THE TASK:
Each line of the data below that contains "scenario" must be copied.

EXERCISE DATA:
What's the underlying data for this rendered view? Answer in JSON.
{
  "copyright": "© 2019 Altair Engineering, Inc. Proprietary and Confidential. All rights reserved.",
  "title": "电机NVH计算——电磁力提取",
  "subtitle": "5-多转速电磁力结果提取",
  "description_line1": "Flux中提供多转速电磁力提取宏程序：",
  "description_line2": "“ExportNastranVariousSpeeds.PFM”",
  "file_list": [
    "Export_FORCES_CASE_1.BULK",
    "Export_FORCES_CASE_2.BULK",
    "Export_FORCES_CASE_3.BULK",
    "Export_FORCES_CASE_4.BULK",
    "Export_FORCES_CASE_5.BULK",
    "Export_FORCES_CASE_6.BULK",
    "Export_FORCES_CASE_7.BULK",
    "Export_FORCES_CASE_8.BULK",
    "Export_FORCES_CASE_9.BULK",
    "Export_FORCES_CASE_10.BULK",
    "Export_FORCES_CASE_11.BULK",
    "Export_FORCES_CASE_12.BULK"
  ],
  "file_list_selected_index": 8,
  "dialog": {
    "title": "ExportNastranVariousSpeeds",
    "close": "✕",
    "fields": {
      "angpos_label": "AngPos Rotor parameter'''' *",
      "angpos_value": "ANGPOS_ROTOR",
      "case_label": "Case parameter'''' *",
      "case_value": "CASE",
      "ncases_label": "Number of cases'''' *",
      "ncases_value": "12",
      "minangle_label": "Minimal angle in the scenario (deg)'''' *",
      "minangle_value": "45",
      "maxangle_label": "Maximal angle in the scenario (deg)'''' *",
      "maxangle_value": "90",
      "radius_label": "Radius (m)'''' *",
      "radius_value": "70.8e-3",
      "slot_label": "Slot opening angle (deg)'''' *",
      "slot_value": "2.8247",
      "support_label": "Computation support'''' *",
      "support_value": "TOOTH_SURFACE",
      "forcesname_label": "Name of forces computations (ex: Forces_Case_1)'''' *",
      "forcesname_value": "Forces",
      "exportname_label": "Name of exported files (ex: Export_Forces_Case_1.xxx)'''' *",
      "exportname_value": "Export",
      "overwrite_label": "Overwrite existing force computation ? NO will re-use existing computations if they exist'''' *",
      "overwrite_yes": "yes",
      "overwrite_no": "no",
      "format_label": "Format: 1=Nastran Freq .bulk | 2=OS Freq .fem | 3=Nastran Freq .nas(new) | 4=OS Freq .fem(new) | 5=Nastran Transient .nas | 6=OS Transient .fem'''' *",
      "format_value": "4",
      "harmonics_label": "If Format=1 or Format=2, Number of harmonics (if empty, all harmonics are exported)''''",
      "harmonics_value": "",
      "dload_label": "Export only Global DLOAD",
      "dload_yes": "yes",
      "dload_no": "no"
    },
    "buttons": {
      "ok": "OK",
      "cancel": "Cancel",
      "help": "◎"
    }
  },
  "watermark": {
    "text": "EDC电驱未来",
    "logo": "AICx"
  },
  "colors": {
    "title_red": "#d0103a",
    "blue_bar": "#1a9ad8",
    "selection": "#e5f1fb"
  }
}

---

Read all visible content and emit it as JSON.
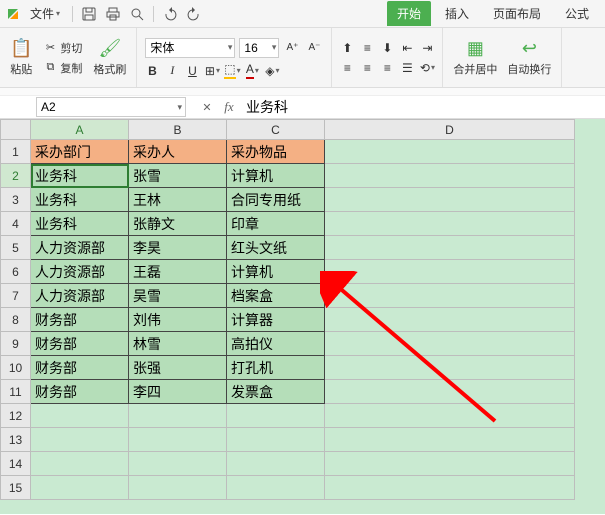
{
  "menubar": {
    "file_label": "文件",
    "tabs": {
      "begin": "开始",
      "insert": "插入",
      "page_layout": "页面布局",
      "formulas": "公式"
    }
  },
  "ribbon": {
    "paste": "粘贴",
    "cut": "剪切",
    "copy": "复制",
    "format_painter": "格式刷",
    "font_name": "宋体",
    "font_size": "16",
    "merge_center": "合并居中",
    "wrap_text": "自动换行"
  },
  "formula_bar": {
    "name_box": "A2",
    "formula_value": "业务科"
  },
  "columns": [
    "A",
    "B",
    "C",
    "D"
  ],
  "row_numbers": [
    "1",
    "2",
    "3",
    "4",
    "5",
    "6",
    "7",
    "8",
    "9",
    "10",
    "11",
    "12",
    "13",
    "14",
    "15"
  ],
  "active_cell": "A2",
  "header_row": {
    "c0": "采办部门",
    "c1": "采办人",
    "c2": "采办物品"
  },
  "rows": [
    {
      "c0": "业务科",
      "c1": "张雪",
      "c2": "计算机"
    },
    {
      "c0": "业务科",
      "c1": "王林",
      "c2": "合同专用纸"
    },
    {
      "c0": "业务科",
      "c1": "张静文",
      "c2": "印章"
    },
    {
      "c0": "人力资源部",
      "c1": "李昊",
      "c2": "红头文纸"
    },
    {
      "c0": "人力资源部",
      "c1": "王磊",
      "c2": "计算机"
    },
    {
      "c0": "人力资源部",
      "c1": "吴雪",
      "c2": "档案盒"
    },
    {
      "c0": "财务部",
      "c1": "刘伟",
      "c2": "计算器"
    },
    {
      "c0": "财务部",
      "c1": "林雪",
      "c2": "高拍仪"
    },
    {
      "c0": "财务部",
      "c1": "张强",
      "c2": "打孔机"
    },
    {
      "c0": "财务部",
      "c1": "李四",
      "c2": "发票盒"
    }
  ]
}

SOLUTION FOR THIS EXERCISE:
      "minangle_label": "Minimal angle in the scenario (deg)'''' *",
      "maxangle_label": "Maximal angle in the scenario (deg)'''' *",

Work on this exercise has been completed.